══ Record set

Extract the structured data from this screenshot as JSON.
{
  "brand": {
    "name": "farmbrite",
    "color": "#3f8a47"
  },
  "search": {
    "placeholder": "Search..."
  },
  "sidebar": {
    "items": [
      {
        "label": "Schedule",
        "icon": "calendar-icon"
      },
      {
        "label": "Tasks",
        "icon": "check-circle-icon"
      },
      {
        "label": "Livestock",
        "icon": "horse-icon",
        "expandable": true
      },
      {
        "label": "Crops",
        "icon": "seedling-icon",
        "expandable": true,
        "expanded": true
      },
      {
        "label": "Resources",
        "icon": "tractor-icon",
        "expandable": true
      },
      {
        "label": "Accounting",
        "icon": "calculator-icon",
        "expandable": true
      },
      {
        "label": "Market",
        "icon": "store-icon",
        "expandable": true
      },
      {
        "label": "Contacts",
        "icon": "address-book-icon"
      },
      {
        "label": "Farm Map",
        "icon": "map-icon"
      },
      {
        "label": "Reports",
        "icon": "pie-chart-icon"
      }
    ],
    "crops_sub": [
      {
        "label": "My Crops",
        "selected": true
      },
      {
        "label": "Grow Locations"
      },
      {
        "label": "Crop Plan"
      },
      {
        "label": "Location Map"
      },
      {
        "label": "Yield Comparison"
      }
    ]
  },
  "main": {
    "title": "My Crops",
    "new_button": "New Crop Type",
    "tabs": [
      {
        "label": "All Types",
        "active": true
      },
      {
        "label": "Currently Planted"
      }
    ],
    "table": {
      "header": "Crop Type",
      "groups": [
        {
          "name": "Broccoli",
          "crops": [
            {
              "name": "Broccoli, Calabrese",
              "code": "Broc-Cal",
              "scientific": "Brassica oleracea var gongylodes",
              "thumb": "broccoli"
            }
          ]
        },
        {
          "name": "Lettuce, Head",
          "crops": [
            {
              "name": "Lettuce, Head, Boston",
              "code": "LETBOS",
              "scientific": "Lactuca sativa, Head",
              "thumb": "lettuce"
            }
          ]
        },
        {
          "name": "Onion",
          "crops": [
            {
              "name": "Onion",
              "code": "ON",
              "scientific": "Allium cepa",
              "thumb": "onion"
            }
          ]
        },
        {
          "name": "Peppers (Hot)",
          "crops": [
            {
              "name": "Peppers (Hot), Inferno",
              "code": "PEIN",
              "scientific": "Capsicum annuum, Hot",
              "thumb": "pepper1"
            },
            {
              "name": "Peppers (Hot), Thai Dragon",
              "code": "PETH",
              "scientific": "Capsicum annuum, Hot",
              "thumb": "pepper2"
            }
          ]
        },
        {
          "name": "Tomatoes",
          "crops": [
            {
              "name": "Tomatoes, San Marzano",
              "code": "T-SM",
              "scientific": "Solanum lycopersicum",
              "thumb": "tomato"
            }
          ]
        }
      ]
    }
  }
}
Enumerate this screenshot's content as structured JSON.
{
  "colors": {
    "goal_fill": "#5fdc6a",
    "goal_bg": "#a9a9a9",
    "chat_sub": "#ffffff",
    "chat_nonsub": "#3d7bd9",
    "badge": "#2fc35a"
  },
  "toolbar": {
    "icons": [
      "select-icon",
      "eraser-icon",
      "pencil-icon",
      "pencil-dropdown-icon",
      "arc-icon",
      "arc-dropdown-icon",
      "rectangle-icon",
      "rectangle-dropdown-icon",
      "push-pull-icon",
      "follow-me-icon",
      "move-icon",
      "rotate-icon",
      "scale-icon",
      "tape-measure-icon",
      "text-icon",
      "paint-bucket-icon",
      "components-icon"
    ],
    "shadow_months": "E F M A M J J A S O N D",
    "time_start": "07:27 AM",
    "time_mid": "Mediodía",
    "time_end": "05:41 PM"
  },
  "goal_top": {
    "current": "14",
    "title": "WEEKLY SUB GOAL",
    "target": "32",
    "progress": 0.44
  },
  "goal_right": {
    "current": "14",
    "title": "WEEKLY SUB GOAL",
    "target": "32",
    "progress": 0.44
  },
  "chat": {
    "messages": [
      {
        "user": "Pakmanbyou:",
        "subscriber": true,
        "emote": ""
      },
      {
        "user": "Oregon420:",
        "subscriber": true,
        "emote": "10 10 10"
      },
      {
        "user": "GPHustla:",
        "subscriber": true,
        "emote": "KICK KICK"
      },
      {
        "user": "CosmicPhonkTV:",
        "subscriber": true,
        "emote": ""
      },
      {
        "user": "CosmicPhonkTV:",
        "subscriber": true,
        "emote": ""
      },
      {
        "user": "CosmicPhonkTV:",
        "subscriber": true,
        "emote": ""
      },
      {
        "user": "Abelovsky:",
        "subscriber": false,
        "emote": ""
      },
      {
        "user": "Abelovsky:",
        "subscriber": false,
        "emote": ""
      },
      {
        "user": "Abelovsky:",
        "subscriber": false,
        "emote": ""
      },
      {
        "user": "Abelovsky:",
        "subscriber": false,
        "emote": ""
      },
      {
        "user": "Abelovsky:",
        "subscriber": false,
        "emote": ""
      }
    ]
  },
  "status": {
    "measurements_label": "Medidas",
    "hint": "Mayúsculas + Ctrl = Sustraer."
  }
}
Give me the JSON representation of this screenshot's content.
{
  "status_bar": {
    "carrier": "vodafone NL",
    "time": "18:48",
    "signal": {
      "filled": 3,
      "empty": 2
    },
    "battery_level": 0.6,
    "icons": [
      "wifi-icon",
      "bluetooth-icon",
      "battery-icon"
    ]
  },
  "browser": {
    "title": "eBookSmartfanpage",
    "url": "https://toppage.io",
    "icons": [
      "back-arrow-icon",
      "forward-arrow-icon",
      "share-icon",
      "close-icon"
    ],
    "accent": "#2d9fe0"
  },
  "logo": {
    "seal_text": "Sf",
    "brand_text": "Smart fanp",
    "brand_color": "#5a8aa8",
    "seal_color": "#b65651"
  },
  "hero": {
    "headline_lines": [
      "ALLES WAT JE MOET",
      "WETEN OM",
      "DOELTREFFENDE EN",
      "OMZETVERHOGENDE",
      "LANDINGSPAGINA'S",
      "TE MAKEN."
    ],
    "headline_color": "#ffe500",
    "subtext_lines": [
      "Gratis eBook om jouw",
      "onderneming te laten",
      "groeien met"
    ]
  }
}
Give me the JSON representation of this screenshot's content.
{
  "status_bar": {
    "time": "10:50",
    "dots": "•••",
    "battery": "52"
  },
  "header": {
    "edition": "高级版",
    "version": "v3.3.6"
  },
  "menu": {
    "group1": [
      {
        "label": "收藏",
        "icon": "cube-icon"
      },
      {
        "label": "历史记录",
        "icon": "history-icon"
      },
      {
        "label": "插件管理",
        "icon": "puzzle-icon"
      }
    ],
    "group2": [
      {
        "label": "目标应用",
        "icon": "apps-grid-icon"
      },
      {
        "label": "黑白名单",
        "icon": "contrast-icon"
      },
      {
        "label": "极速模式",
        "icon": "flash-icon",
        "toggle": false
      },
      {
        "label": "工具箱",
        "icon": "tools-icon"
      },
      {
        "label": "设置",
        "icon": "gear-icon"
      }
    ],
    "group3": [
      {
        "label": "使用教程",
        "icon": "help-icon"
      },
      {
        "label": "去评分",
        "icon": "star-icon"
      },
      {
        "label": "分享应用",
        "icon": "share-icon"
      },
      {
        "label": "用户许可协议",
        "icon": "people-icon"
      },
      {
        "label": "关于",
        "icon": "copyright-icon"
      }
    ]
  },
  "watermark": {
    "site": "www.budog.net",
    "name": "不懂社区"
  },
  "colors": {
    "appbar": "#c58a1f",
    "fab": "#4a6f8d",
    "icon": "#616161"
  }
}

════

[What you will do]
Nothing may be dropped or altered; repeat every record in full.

[Task answer]
Extract the structured data from this screenshot as JSON.
{
  "brand": {
    "name": "farmbrite",
    "color": "#3f8a47"
  },
  "search": {
    "placeholder": "Search..."
  },
  "sidebar": {
    "items": [
      {
        "label": "Schedule",
        "icon": "calendar-icon"
      },
      {
        "label": "Tasks",
        "icon": "check-circle-icon"
      },
      {
        "label": "Livestock",
        "icon": "horse-icon",
        "expandable": true
      },
      {
        "label": "Crops",
        "icon": "seedling-icon",
        "expandable": true,
        "expanded": true
      },
      {
        "label": "Resources",
        "icon": "tractor-icon",
        "expandable": true
      },
      {
        "label": "Accounting",
        "icon": "calculator-icon",
        "expandable": true
      },
      {
        "label": "Market",
        "icon": "store-icon",
        "expandable": true
      },
      {
        "label": "Contacts",
        "icon": "address-book-icon"
      },
      {
        "label": "Farm Map",
        "icon": "map-icon"
      },
      {
        "label": "Reports",
        "icon": "pie-chart-icon"
      }
    ],
    "crops_sub": [
      {
        "label": "My Crops",
        "selected": true
      },
      {
        "label": "Grow Locations"
      },
      {
        "label": "Crop Plan"
      },
      {
        "label": "Location Map"
      },
      {
        "label": "Yield Comparison"
      }
    ]
  },
  "main": {
    "title": "My Crops",
    "new_button": "New Crop Type",
    "tabs": [
      {
        "label": "All Types",
        "active": true
      },
      {
        "label": "Currently Planted"
      }
    ],
    "table": {
      "header": "Crop Type",
      "groups": [
        {
          "name": "Broccoli",
          "crops": [
            {
              "name": "Broccoli, Calabrese",
              "code": "Broc-Cal",
              "scientific": "Brassica oleracea var gongylodes",
              "thumb": "broccoli"
            }
          ]
        },
        {
          "name": "Lettuce, Head",
          "crops": [
            {
              "name": "Lettuce, Head, Boston",
              "code": "LETBOS",
              "scientific": "Lactuca sativa, Head",
              "thumb": "lettuce"
            }
          ]
        },
        {
          "name": "Onion",
          "crops": [
            {
              "name": "Onion",
              "code": "ON",
              "scientific": "Allium cepa",
              "thumb": "onion"
            }
          ]
        },
        {
          "name": "Peppers (Hot)",
          "crops": [
            {
              "name": "Peppers (Hot), Inferno",
              "code": "PEIN",
              "scientific": "Capsicum annuum, Hot",
              "thumb": "pepper1"
            },
            {
              "name": "Peppers (Hot), Thai Dragon",
              "code": "PETH",
              "scientific": "Capsicum annuum, Hot",
              "thumb": "pepper2"
            }
          ]
        },
        {
          "name": "Tomatoes",
          "crops": [
            {
              "name": "Tomatoes, San Marzano",
              "code": "T-SM",
              "scientific": "Solanum lycopersicum",
              "thumb": "tomato"
            }
          ]
        }
      ]
    }
  }
}
Enumerate this screenshot's content as structured JSON.
{
  "colors": {
    "goal_fill": "#5fdc6a",
    "goal_bg": "#a9a9a9",
    "chat_sub": "#ffffff",
    "chat_nonsub": "#3d7bd9",
    "badge": "#2fc35a"
  },
  "toolbar": {
    "icons": [
      "select-icon",
      "eraser-icon",
      "pencil-icon",
      "pencil-dropdown-icon",
      "arc-icon",
      "arc-dropdown-icon",
      "rectangle-icon",
      "rectangle-dropdown-icon",
      "push-pull-icon",
      "follow-me-icon",
      "move-icon",
      "rotate-icon",
      "scale-icon",
      "tape-measure-icon",
      "text-icon",
      "paint-bucket-icon",
      "components-icon"
    ],
    "shadow_months": "E F M A M J J A S O N D",
    "time_start": "07:27 AM",
    "time_mid": "Mediodía",
    "time_end": "05:41 PM"
  },
  "goal_top": {
    "current": "14",
    "title": "WEEKLY SUB GOAL",
    "target": "32",
    "progress": 0.44
  },
  "goal_right": {
    "current": "14",
    "title": "WEEKLY SUB GOAL",
    "target": "32",
    "progress": 0.44
  },
  "chat": {
    "messages": [
      {
        "user": "Pakmanbyou:",
        "subscriber": true,
        "emote": ""
      },
      {
        "user": "Oregon420:",
        "subscriber": true,
        "emote": "10 10 10"
      },
      {
        "user": "GPHustla:",
        "subscriber": true,
        "emote": "KICK KICK"
      },
      {
        "user": "CosmicPhonkTV:",
        "subscriber": true,
        "emote": ""
      },
      {
        "user": "CosmicPhonkTV:",
        "subscriber": true,
        "emote": ""
      },
      {
        "user": "CosmicPhonkTV:",
        "subscriber": true,
        "emote": ""
      },
      {
        "user": "Abelovsky:",
        "subscriber": false,
        "emote": ""
      },
      {
        "user": "Abelovsky:",
        "subscriber": false,
        "emote": ""
      },
      {
        "user": "Abelovsky:",
        "subscriber": false,
        "emote": ""
      },
      {
        "user": "Abelovsky:",
        "subscriber": false,
        "emote": ""
      },
      {
        "user": "Abelovsky:",
        "subscriber": false,
        "emote": ""
      }
    ]
  },
  "status": {
    "measurements_label": "Medidas",
    "hint": "Mayúsculas + Ctrl = Sustraer."
  }
}
Give me the JSON representation of this screenshot's content.
{
  "status_bar": {
    "carrier": "vodafone NL",
    "time": "18:48",
    "signal": {
      "filled": 3,
      "empty": 2
    },
    "battery_level": 0.6,
    "icons": [
      "wifi-icon",
      "bluetooth-icon",
      "battery-icon"
    ]
  },
  "browser": {
    "title": "eBookSmartfanpage",
    "url": "https://toppage.io",
    "icons": [
      "back-arrow-icon",
      "forward-arrow-icon",
      "share-icon",
      "close-icon"
    ],
    "accent": "#2d9fe0"
  },
  "logo": {
    "seal_text": "Sf",
    "brand_text": "Smart fanp",
    "brand_color": "#5a8aa8",
    "seal_color": "#b65651"
  },
  "hero": {
    "headline_lines": [
      "ALLES WAT JE MOET",
      "WETEN OM",
      "DOELTREFFENDE EN",
      "OMZETVERHOGENDE",
      "LANDINGSPAGINA'S",
      "TE MAKEN."
    ],
    "headline_color": "#ffe500",
    "subtext_lines": [
      "Gratis eBook om jouw",
      "onderneming te laten",
      "groeien met"
    ]
  }
}
Give me the JSON representation of this screenshot's content.
{
  "status_bar": {
    "time": "10:50",
    "dots": "•••",
    "battery": "52"
  },
  "header": {
    "edition": "高级版",
    "version": "v3.3.6"
  },
  "menu": {
    "group1": [
      {
        "label": "收藏",
        "icon": "cube-icon"
      },
      {
        "label": "历史记录",
        "icon": "history-icon"
      },
      {
        "label": "插件管理",
        "icon": "puzzle-icon"
      }
    ],
    "group2": [
      {
        "label": "目标应用",
        "icon": "apps-grid-icon"
      },
      {
        "label": "黑白名单",
        "icon": "contrast-icon"
      },
      {
        "label": "极速模式",
        "icon": "flash-icon",
        "toggle": false
      },
      {
        "label": "工具箱",
        "icon": "tools-icon"
      },
      {
        "label": "设置",
        "icon": "gear-icon"
      }
    ],
    "group3": [
      {
        "label": "使用教程",
        "icon": "help-icon"
      },
      {
        "label": "去评分",
        "icon": "star-icon"
      },
      {
        "label": "分享应用",
        "icon": "share-icon"
      },
      {
        "label": "用户许可协议",
        "icon": "people-icon"
      },
      {
        "label": "关于",
        "icon": "copyright-icon"
      }
    ]
  },
  "watermark": {
    "site": "www.budog.net",
    "name": "不懂社区"
  },
  "colors": {
    "appbar": "#c58a1f",
    "fab": "#4a6f8d",
    "icon": "#616161"
  }
}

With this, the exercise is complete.